Word for word, retype the entire listing.
[Start of section]
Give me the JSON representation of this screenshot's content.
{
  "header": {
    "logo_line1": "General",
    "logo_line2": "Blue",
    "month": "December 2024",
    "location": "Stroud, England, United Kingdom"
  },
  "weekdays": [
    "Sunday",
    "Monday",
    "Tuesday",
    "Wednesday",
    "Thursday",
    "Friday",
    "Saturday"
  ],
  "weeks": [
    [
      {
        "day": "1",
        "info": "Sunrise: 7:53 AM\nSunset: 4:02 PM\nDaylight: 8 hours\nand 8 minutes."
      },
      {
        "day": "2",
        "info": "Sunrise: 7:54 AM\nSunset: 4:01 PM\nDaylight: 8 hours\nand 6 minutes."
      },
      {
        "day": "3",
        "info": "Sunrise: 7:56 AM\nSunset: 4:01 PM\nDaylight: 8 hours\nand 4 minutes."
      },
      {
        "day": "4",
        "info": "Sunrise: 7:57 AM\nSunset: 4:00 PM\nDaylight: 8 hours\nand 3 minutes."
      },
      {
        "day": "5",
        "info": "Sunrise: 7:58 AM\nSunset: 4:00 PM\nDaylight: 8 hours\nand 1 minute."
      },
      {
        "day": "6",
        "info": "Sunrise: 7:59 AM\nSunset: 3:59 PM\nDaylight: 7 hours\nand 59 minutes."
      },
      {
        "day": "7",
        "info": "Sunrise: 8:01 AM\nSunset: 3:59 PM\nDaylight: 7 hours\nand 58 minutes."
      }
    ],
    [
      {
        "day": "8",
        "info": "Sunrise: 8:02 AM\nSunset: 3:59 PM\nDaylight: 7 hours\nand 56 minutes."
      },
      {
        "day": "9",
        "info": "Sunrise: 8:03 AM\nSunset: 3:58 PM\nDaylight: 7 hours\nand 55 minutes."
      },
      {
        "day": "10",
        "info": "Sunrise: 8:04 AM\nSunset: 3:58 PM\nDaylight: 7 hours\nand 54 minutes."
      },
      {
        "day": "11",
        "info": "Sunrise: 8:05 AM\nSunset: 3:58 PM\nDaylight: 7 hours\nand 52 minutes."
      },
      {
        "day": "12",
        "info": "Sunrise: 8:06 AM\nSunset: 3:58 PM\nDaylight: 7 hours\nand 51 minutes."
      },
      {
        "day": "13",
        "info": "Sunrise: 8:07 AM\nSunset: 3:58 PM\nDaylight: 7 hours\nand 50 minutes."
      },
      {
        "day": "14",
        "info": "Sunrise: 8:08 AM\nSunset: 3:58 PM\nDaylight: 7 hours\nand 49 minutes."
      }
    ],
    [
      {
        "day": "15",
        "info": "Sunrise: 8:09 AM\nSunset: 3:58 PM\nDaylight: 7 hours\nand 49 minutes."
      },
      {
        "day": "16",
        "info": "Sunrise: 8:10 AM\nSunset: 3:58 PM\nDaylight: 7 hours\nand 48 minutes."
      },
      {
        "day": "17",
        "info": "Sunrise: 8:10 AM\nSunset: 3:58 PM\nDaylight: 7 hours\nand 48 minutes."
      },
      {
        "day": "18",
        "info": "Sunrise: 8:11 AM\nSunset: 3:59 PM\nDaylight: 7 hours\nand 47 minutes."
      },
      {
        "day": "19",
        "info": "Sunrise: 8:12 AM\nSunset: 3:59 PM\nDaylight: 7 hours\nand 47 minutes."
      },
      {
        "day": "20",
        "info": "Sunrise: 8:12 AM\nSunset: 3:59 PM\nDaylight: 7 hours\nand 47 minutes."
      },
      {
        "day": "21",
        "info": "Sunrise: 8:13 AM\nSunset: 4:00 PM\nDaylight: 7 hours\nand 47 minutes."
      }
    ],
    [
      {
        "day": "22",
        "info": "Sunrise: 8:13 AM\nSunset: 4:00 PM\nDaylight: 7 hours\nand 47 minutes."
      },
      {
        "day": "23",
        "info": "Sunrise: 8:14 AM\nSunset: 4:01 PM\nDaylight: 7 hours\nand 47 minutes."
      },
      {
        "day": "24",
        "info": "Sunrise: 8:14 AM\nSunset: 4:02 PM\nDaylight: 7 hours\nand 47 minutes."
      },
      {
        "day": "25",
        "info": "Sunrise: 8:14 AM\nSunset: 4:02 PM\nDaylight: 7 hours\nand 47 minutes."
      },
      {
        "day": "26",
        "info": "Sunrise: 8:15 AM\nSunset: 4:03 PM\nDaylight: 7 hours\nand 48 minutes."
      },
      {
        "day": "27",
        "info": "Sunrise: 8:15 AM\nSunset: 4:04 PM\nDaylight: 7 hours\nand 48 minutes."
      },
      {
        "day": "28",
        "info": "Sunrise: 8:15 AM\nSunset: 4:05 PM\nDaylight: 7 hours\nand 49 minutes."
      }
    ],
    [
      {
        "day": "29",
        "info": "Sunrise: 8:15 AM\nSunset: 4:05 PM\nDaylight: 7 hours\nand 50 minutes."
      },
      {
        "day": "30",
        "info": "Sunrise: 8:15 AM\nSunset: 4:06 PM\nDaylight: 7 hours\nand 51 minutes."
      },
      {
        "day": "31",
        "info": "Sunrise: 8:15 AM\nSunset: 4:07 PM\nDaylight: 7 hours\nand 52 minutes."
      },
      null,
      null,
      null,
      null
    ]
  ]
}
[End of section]
=== Your solution ===
Give me the JSON representation of this screenshot's content.
{
  "header": {
    "logo_line1": "General",
    "logo_line2": "Blue",
    "month": "December 2024",
    "location": "Stroud, England, United Kingdom"
  },
  "weekdays": [
    "Sunday",
    "Monday",
    "Tuesday",
    "Wednesday",
    "Thursday",
    "Friday",
    "Saturday"
  ],
  "weeks": [
    [
      {
        "day": "1",
        "info": "Sunrise: 7:53 AM\nSunset: 4:02 PM\nDaylight: 8 hours\nand 8 minutes."
      },
      {
        "day": "2",
        "info": "Sunrise: 7:54 AM\nSunset: 4:01 PM\nDaylight: 8 hours\nand 6 minutes."
      },
      {
        "day": "3",
        "info": "Sunrise: 7:56 AM\nSunset: 4:01 PM\nDaylight: 8 hours\nand 4 minutes."
      },
      {
        "day": "4",
        "info": "Sunrise: 7:57 AM\nSunset: 4:00 PM\nDaylight: 8 hours\nand 3 minutes."
      },
      {
        "day": "5",
        "info": "Sunrise: 7:58 AM\nSunset: 4:00 PM\nDaylight: 8 hours\nand 1 minute."
      },
      {
        "day": "6",
        "info": "Sunrise: 7:59 AM\nSunset: 3:59 PM\nDaylight: 7 hours\nand 59 minutes."
      },
      {
        "day": "7",
        "info": "Sunrise: 8:01 AM\nSunset: 3:59 PM\nDaylight: 7 hours\nand 58 minutes."
      }
    ],
    [
      {
        "day": "8",
        "info": "Sunrise: 8:02 AM\nSunset: 3:59 PM\nDaylight: 7 hours\nand 56 minutes."
      },
      {
        "day": "9",
        "info": "Sunrise: 8:03 AM\nSunset: 3:58 PM\nDaylight: 7 hours\nand 55 minutes."
      },
      {
        "day": "10",
        "info": "Sunrise: 8:04 AM\nSunset: 3:58 PM\nDaylight: 7 hours\nand 54 minutes."
      },
      {
        "day": "11",
        "info": "Sunrise: 8:05 AM\nSunset: 3:58 PM\nDaylight: 7 hours\nand 52 minutes."
      },
      {
        "day": "12",
        "info": "Sunrise: 8:06 AM\nSunset: 3:58 PM\nDaylight: 7 hours\nand 51 minutes."
      },
      {
        "day": "13",
        "info": "Sunrise: 8:07 AM\nSunset: 3:58 PM\nDaylight: 7 hours\nand 50 minutes."
      },
      {
        "day": "14",
        "info": "Sunrise: 8:08 AM\nSunset: 3:58 PM\nDaylight: 7 hours\nand 49 minutes."
      }
    ],
    [
      {
        "day": "15",
        "info": "Sunrise: 8:09 AM\nSunset: 3:58 PM\nDaylight: 7 hours\nand 49 minutes."
      },
      {
        "day": "16",
        "info": "Sunrise: 8:10 AM\nSunset: 3:58 PM\nDaylight: 7 hours\nand 48 minutes."
      },
      {
        "day": "17",
        "info": "Sunrise: 8:10 AM\nSunset: 3:58 PM\nDaylight: 7 hours\nand 48 minutes."
      },
      {
        "day": "18",
        "info": "Sunrise: 8:11 AM\nSunset: 3:59 PM\nDaylight: 7 hours\nand 47 minutes."
      },
      {
        "day": "19",
        "info": "Sunrise: 8:12 AM\nSunset: 3:59 PM\nDaylight: 7 hours\nand 47 minutes."
      },
      {
        "day": "20",
        "info": "Sunrise: 8:12 AM\nSunset: 3:59 PM\nDaylight: 7 hours\nand 47 minutes."
      },
      {
        "day": "21",
        "info": "Sunrise: 8:13 AM\nSunset: 4:00 PM\nDaylight: 7 hours\nand 47 minutes."
      }
    ],
    [
      {
        "day": "22",
        "info": "Sunrise: 8:13 AM\nSunset: 4:00 PM\nDaylight: 7 hours\nand 47 minutes."
      },
      {
        "day": "23",
        "info": "Sunrise: 8:14 AM\nSunset: 4:01 PM\nDaylight: 7 hours\nand 47 minutes."
      },
      {
        "day": "24",
        "info": "Sunrise: 8:14 AM\nSunset: 4:02 PM\nDaylight: 7 hours\nand 47 minutes."
      },
      {
        "day": "25",
        "info": "Sunrise: 8:14 AM\nSunset: 4:02 PM\nDaylight: 7 hours\nand 47 minutes."
      },
      {
        "day": "26",
        "info": "Sunrise: 8:15 AM\nSunset: 4:03 PM\nDaylight: 7 hours\nand 48 minutes."
      },
      {
        "day": "27",
        "info": "Sunrise: 8:15 AM\nSunset: 4:04 PM\nDaylight: 7 hours\nand 48 minutes."
      },
      {
        "day": "28",
        "info": "Sunrise: 8:15 AM\nSunset: 4:05 PM\nDaylight: 7 hours\nand 49 minutes."
      }
    ],
    [
      {
        "day": "29",
        "info": "Sunrise: 8:15 AM\nSunset: 4:05 PM\nDaylight: 7 hours\nand 50 minutes."
      },
      {
        "day": "30",
        "info": "Sunrise: 8:15 AM\nSunset: 4:06 PM\nDaylight: 7 hours\nand 51 minutes."
      },
      {
        "day": "31",
        "info": "Sunrise: 8:15 AM\nSunset: 4:07 PM\nDaylight: 7 hours\nand 52 minutes."
      },
      null,
      null,
      null,
      null
    ]
  ]
}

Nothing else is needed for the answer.